How can renewable energy technologies support the water industry?

How can renewable energy technologies support the water industry?

By Kyle Gracey

The world is thirsty for water. The World Bank expects a major gap between supply and demand by 2030. Meanwhile, pumping water requires significant amounts of electricity. This is expensive. Additionally, most of this electricity comes from fossil fuels. As climate change impacts worsen, the use of fossil fuels faces increasing scrutiny.

Renewable energy can help solve both of these challenges through several different approaches.

Generating power in wastewater treatment:

The first approach takes the waste in wastewater (sewage) and converts it into energy. This energy can then power the wastewater treatment facility, reducing or eliminating its electricity needs. In some cases, the facility generates a surplus of power that can feed into the grid. Several exciting technologies can facilitate this. They range from anaerobic digestion of sewage to produce methane, co-digestion with organic waste, to direct pyrolysis of the wastewater.
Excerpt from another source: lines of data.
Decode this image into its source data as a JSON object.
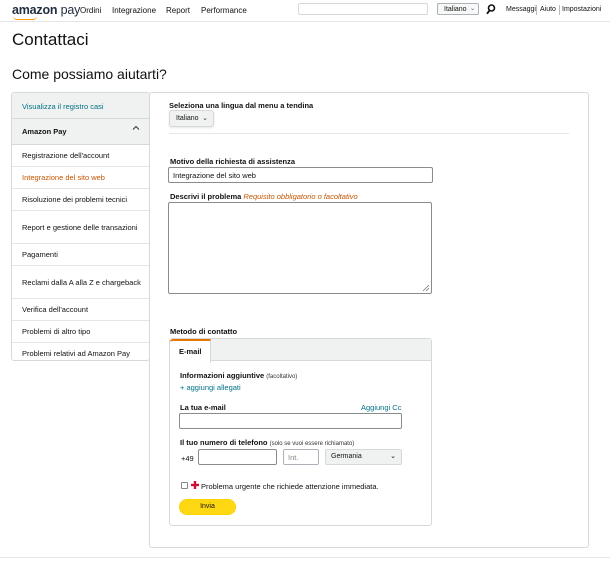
{
  "topnav": {
    "logo_main": "amazon",
    "logo_pay": "pay",
    "links": [
      "Ordini",
      "Integrazione",
      "Report",
      "Performance"
    ],
    "language": "Italiano",
    "right_links": [
      "Messaggi",
      "Aiuto",
      "Impostazioni"
    ]
  },
  "page_title": "Contattaci",
  "section_heading": "Come possiamo aiutarti?",
  "sidebar": {
    "top_link": "Visualizza il registro casi",
    "group": "Amazon Pay",
    "items": [
      {
        "label": "Registrazione dell'account",
        "active": false
      },
      {
        "label": "Integrazione del sito web",
        "active": true
      },
      {
        "label": "Risoluzione dei problemi tecnici",
        "active": false
      },
      {
        "label": "Report e gestione delle transazioni",
        "active": false
      },
      {
        "label": "Pagamenti",
        "active": false
      },
      {
        "label": "Reclami dalla A alla Z e chargeback",
        "active": false
      },
      {
        "label": "Verifica dell'account",
        "active": false
      },
      {
        "label": "Problemi di altro tipo",
        "active": false
      },
      {
        "label": "Problemi relativi ad Amazon Pay",
        "active": false
      }
    ]
  },
  "form": {
    "language_label": "Seleziona una lingua dal menu a tendina",
    "language_value": "Italiano",
    "reason_label": "Motivo della richiesta di assistenza",
    "reason_value": "Integrazione del sito web",
    "describe_label": "Descrivi il problema",
    "describe_hint": "Requisito obbligatorio o facoltativo",
    "describe_value": "",
    "contact_method_label": "Metodo di contatto",
    "tab_email": "E-mail",
    "extra_info_label": "Informazioni aggiuntive",
    "extra_info_optional": "(facoltativo)",
    "add_attachments": "+ aggiungi allegati",
    "your_email_label": "La tua e-mail",
    "add_cc": "Aggiungi Cc",
    "email_value": "",
    "phone_label": "Il tuo numero di telefono",
    "phone_hint": "(solo se vuoi essere richiamato)",
    "phone_prefix": "+49",
    "phone_value": "",
    "ext_placeholder": "Int.",
    "country_value": "Germania",
    "urgent_label": "Problema urgente che richiede attenzione immediata.",
    "urgent_checked": false,
    "send_label": "Invia"
  },
  "colors": {
    "link": "#007185",
    "active": "#c45500",
    "button": "#ffd814",
    "urgent_icon": "#cc0c39"
  }
}
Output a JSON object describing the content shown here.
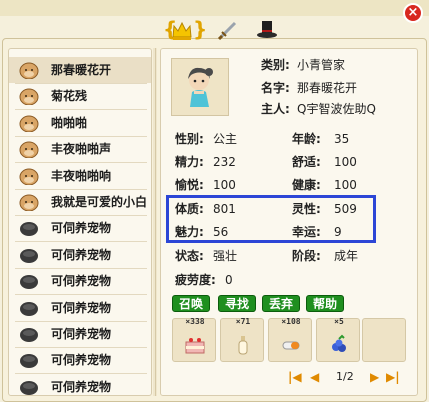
{
  "window": {
    "close_icon": "close-icon",
    "tabs": [
      {
        "icon": "crown-icon",
        "active": true
      },
      {
        "icon": "sword-icon",
        "active": false
      },
      {
        "icon": "hat-icon",
        "active": false
      }
    ]
  },
  "pet_list": [
    {
      "name": "那春暖花开",
      "icon": "bald-head-icon",
      "selected": true
    },
    {
      "name": "菊花残",
      "icon": "bald-head-icon",
      "selected": false
    },
    {
      "name": "啪啪啪",
      "icon": "bald-head-icon",
      "selected": false
    },
    {
      "name": "丰夜啪啪声",
      "icon": "bald-head-icon",
      "selected": false
    },
    {
      "name": "丰夜啪啪响",
      "icon": "bald-head-icon",
      "selected": false
    },
    {
      "name": "我就是可爱的小白",
      "icon": "bald-head-icon",
      "selected": false
    },
    {
      "name": "可伺养宠物",
      "icon": "empty-slot-icon",
      "selected": false
    },
    {
      "name": "可伺养宠物",
      "icon": "empty-slot-icon",
      "selected": false
    },
    {
      "name": "可伺养宠物",
      "icon": "empty-slot-icon",
      "selected": false
    },
    {
      "name": "可伺养宠物",
      "icon": "empty-slot-icon",
      "selected": false
    },
    {
      "name": "可伺养宠物",
      "icon": "empty-slot-icon",
      "selected": false
    },
    {
      "name": "可伺养宠物",
      "icon": "empty-slot-icon",
      "selected": false
    },
    {
      "name": "可伺养宠物",
      "icon": "empty-slot-icon",
      "selected": false
    }
  ],
  "profile": {
    "type_label": "类别:",
    "type_value": "小青管家",
    "name_label": "名字:",
    "name_value": "那春暖花开",
    "owner_label": "主人:",
    "owner_value": "Q宇智波佐助Q"
  },
  "stats": {
    "gender_label": "性别:",
    "gender_value": "公主",
    "age_label": "年龄:",
    "age_value": "35",
    "energy_label": "精力:",
    "energy_value": "232",
    "comfort_label": "舒适:",
    "comfort_value": "100",
    "joy_label": "愉悦:",
    "joy_value": "100",
    "health_label": "健康:",
    "health_value": "100",
    "physique_label": "体质:",
    "physique_value": "801",
    "spirit_label": "灵性:",
    "spirit_value": "509",
    "charm_label": "魅力:",
    "charm_value": "56",
    "luck_label": "幸运:",
    "luck_value": "9",
    "state_label": "状态:",
    "state_value": "强壮",
    "stage_label": "阶段:",
    "stage_value": "成年",
    "fatigue_label": "疲劳度:",
    "fatigue_value": "0"
  },
  "buttons": {
    "summon": "召唤",
    "find": "寻找",
    "discard": "丢弃",
    "help": "帮助"
  },
  "items": [
    {
      "count": "×338",
      "icon": "cake-icon"
    },
    {
      "count": "×71",
      "icon": "bottle-icon"
    },
    {
      "count": "×108",
      "icon": "pill-icon"
    },
    {
      "count": "×5",
      "icon": "blueberry-icon"
    },
    {
      "count": "",
      "icon": "empty-icon"
    }
  ],
  "pager": {
    "page_text": "1/2",
    "first_icon": "first-page-icon",
    "prev_icon": "prev-page-icon",
    "next_icon": "next-page-icon",
    "last_icon": "last-page-icon"
  },
  "colors": {
    "highlight_border": "#2c46d6",
    "button_green": "#1f8f1f",
    "close_red": "#d8281f",
    "pager_orange": "#e08a00"
  }
}
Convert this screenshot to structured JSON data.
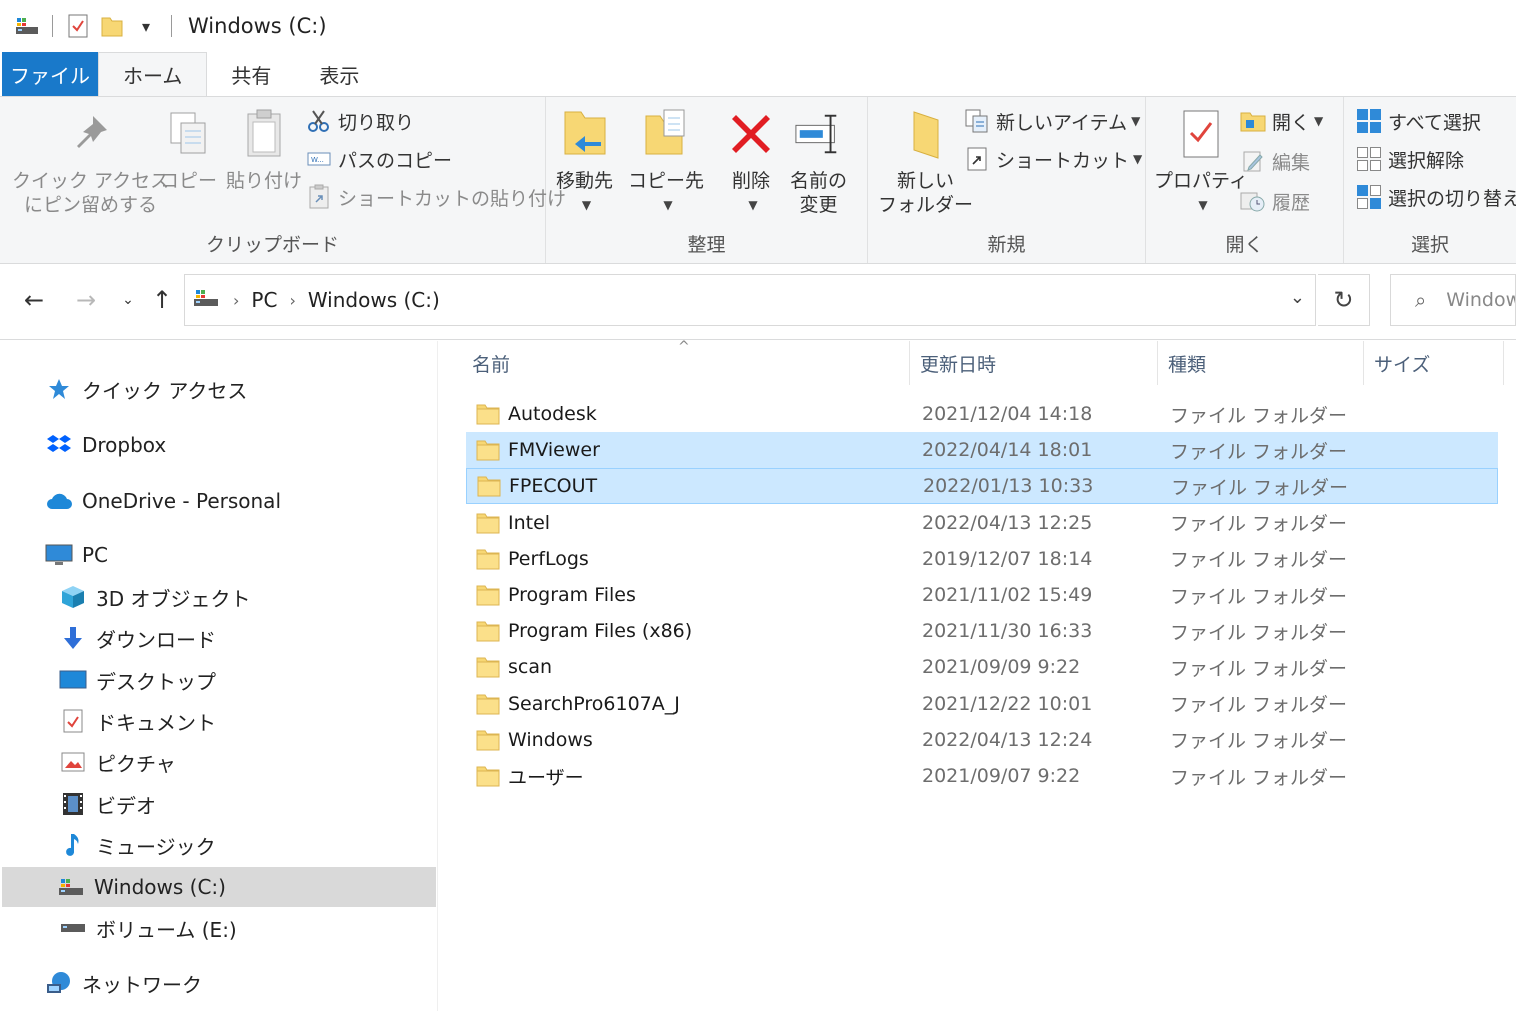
{
  "window": {
    "title": "Windows (C:)"
  },
  "tabs": [
    {
      "label": "ファイル"
    },
    {
      "label": "ホーム"
    },
    {
      "label": "共有"
    },
    {
      "label": "表示"
    }
  ],
  "ribbon": {
    "clipboard": {
      "label": "クリップボード",
      "pin_line1": "クイック アクセス",
      "pin_line2": "にピン留めする",
      "copy": "コピー",
      "paste": "貼り付け",
      "cut": "切り取り",
      "copy_path": "パスのコピー",
      "paste_shortcut": "ショートカットの貼り付け"
    },
    "organize": {
      "label": "整理",
      "move_to": "移動先",
      "copy_to": "コピー先",
      "delete": "削除",
      "rename_line1": "名前の",
      "rename_line2": "変更"
    },
    "new": {
      "label": "新規",
      "new_folder_line1": "新しい",
      "new_folder_line2": "フォルダー",
      "new_item": "新しいアイテム",
      "shortcut": "ショートカット"
    },
    "open": {
      "label": "開く",
      "properties": "プロパティ",
      "open": "開く",
      "edit": "編集",
      "history": "履歴"
    },
    "select": {
      "label": "選択",
      "select_all": "すべて選択",
      "select_none": "選択解除",
      "invert": "選択の切り替え"
    }
  },
  "address": {
    "crumbs": [
      "PC",
      "Windows (C:)"
    ],
    "search_placeholder": "Windows"
  },
  "navpane": {
    "quick_access": "クイック アクセス",
    "dropbox": "Dropbox",
    "onedrive": "OneDrive - Personal",
    "pc": "PC",
    "objects3d": "3D オブジェクト",
    "downloads": "ダウンロード",
    "desktop": "デスクトップ",
    "documents": "ドキュメント",
    "pictures": "ピクチャ",
    "videos": "ビデオ",
    "music": "ミュージック",
    "windows_c": "Windows (C:)",
    "volume_e": "ボリューム (E:)",
    "network": "ネットワーク"
  },
  "columns": {
    "name": "名前",
    "date": "更新日時",
    "type": "種類",
    "size": "サイズ"
  },
  "files": [
    {
      "name": "Autodesk",
      "date": "2021/12/04 14:18",
      "type": "ファイル フォルダー"
    },
    {
      "name": "FMViewer",
      "date": "2022/04/14 18:01",
      "type": "ファイル フォルダー"
    },
    {
      "name": "FPECOUT",
      "date": "2022/01/13 10:33",
      "type": "ファイル フォルダー"
    },
    {
      "name": "Intel",
      "date": "2022/04/13 12:25",
      "type": "ファイル フォルダー"
    },
    {
      "name": "PerfLogs",
      "date": "2019/12/07 18:14",
      "type": "ファイル フォルダー"
    },
    {
      "name": "Program Files",
      "date": "2021/11/02 15:49",
      "type": "ファイル フォルダー"
    },
    {
      "name": "Program Files (x86)",
      "date": "2021/11/30 16:33",
      "type": "ファイル フォルダー"
    },
    {
      "name": "scan",
      "date": "2021/09/09 9:22",
      "type": "ファイル フォルダー"
    },
    {
      "name": "SearchPro6107A_J",
      "date": "2021/12/22 10:01",
      "type": "ファイル フォルダー"
    },
    {
      "name": "Windows",
      "date": "2022/04/13 12:24",
      "type": "ファイル フォルダー"
    },
    {
      "name": "ユーザー",
      "date": "2021/09/07 9:22",
      "type": "ファイル フォルダー"
    }
  ],
  "colors": {
    "accent": "#1979ca",
    "selection": "#cce8ff",
    "selection_border": "#99d1ff",
    "folder": "#f7d774"
  }
}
While still a relatively untapped source of power. many pilot and full scale operations now exist throughout the world, including in the United States, China, the Middle East and Europe. Research in this area continues. Recently, scientists were able to use specially chosen bacteria that can process a wide range of the chemicals found in wastewater, using it to ultimately generate hydrogen.

Moving water with renewable energy:

Alternatively, water managers, whether irrigators, desalinators or wastewater treaters, increasingly turn to renewable energy for their electricity needs. For example, solar power production peaks in many of the same time periods and places when water is highest. This includes summer irrigation for agriculture and in deserts.

Many emerging economies have begun to embrace the idea, hoping to bypass traditional electricity infrastructure. Water managers appreciate the potential to site renewable energy generation alongside their water infrastructure. Meanwhile, wind turbines have long found use as water pumps. New versions borrow technologies developed for turbines designed to produce electricity to increase their water pumping efficiency. Another recent pilot uses the wind turbine design to collect water from air and pump it to storage tanks.

Pumping water without electricity:

Lastly, while renewable energy can provide some solutions, other strategies reduce or eliminate the need for electricity altogether. PreScouter has reported on several of these.

Spiral pumps move water without the use of electricity or other fuels. They can irrigate crops in areas with limited access to power. The air wheel essentially reverses the principles that power a water wheel. It can generate electricity in certain marine environments.

Thus far, these innovative technologies have played a minor role in water management. However, as renewable energy technologies evolve, and as water demand grows, expect to see more marrying of these two fields. (Image source: Wikipedia Commons)

At PreScouter, we help companies find the most innovative solutions to any challenge. Contact us today and challenge us with yours!

Never miss an insight

Get insights delivered right to your inbox

More of Our Insights & Work

Never miss an insight

Get insights delivered right to your inbox

You have successfully subscribed to our newsletter.

Too many subscribe attempts for this email address.